From the perspective of the Brnsted model, reactions between acids and bases always involve the transfer of an H+ ion from a proton donor to a proton acceptor. Acids can be neutral molecules.
They can also be positive ions
or negative ions.
The Brnsted theory therefore expands the number of potential acids. It also allows us to decide which compounds are acids from their chemical formulas. Any compound that contains hydrogen with an oxidation number of +1 can be an acid. Brnsted acids include HCl, H2S, H2CO3, H2PtF6, NH4+, HSO4-, and HMnO4.
Brnsted bases can be identified from their Lewis structures. According to the Brnsted model, a base is any ion or molecule that can accept a proton. To understand the implications of this definition, look at how the prototypical base, the OH- ion, accepts a proton.
The only way to accept an H+ ion is to form a covalent bond to it. In order to form a covalent bond to an H+ ion that has no valence electrons, the base must provide both of the electrons needed to form the bond. Thus, only compounds that have pairs of nonbonding valence electrons can act as H+-ion acceptors, or Brnsted bases.
The following compounds, for example, can all act as Brnsted bases because they all contain nonbonding pairs of electrons.
The Brnsted model expands the list of potential bases to include any ion or molecule that contains one or more pairs of nonbonding valence electrons. The Brnsted definition of a base applies to so many ions and molecules that it is almost easier to count substances, such as the following, that can't be Brnsted bases because they don't have pairs of nonbonding valence electrons.
|Practice Problem 2:
Which of the following compounds can be Brnsted acids? Which can be Brnsted bases?
The Brnsted theory explains water's role in acid-base reactions.
- Water dissociates to form ions by transferring an H+ ion from one molecule acting as an acid to another molecule acting as a base.
- Acids react with water by donating an H+ ion to a neutral water molecule to form the H3O+ ion.
- Bases react with water by accepting an H+ ion from a water molecule to form the OH- ion.
- Water molecules can act as intermediates in acid-base reactions by gaining H+ ions from the acid
and then losing these H+ ions to the base.
The Brnsted model can be extended to acid-base reactions in other solvents. For example, there is a small tendency in liquid ammonia for an H+ ion to be transferred from one NH3 molecule to another to form the NH4+ and NH2- ions.
|2 NH3||NH4+||+ NH2-|
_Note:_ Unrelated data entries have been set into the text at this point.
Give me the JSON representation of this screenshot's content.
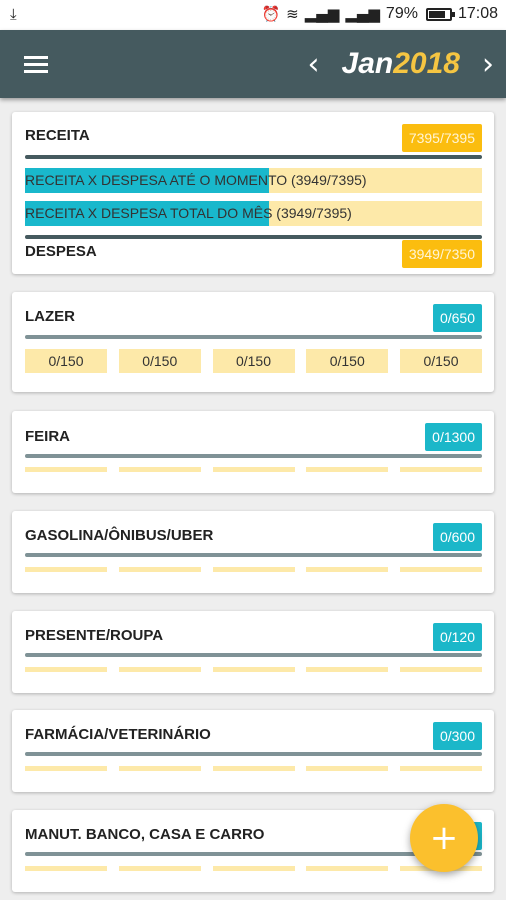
{
  "status_bar": {
    "left_icon": "download-icon",
    "alarm_icon": "alarm-icon",
    "wifi_icon": "wifi-icon",
    "signal_icon": "signal-icon",
    "battery_percent": "79%",
    "battery_level": 0.79,
    "time": "17:08"
  },
  "app_bar": {
    "menu_icon": "hamburger-menu-icon",
    "prev_icon": "chevron-left-icon",
    "next_icon": "chevron-right-icon",
    "month": "Jan",
    "year": "2018",
    "year_color": "#f5c542"
  },
  "summary": {
    "receita_label": "RECEITA",
    "receita_badge": "7395/7395",
    "progress_current": {
      "text": "RECEITA X DESPESA ATÉ O MOMENTO (3949/7395)",
      "value": 3949,
      "max": 7395
    },
    "progress_total": {
      "text": "RECEITA X DESPESA TOTAL DO MÊS (3949/7395)",
      "value": 3949,
      "max": 7395
    },
    "despesa_label": "DESPESA",
    "despesa_badge": "3949/7350"
  },
  "categories": [
    {
      "name": "LAZER",
      "badge": "0/650",
      "subs": [
        "0/150",
        "0/150",
        "0/150",
        "0/150",
        "0/150"
      ]
    },
    {
      "name": "FEIRA",
      "badge": "0/1300"
    },
    {
      "name": "GASOLINA/ÔNIBUS/UBER",
      "badge": "0/600"
    },
    {
      "name": "PRESENTE/ROUPA",
      "badge": "0/120"
    },
    {
      "name": "FARMÁCIA/VETERINÁRIO",
      "badge": "0/300"
    },
    {
      "name": "MANUT. BANCO, CASA E CARRO",
      "badge": ""
    }
  ],
  "fab": {
    "icon": "plus-icon",
    "label": "+"
  },
  "colors": {
    "app_bar": "#455a5f",
    "accent_yellow": "#fbbd0f",
    "accent_cyan": "#1bb7c9",
    "bar_pale": "#fde9a9"
  }
}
By analogy to the chemistry of aqueous solutions, we conclude that acids in liquid ammonia include any source of the NH4+ ion and that bases include any source of the NH2- ion.
The Brnsted model can even be extended to reactions that don't occur in solution. A classic example of a gas-phase acid-base reaction is encountered when open containers of concentrated hydrochloric acid and aqueous ammonia are held next to each other. A white cloud of ammonium chloride soon forms as the HCl gas that escapes from one solution reacts with the NH3 gas from the other.
This reaction involves the transfer of an H+ ion from HCl to NH3 and is therefore a Brnsted acid-base reaction, even though it occurs in the gas phase.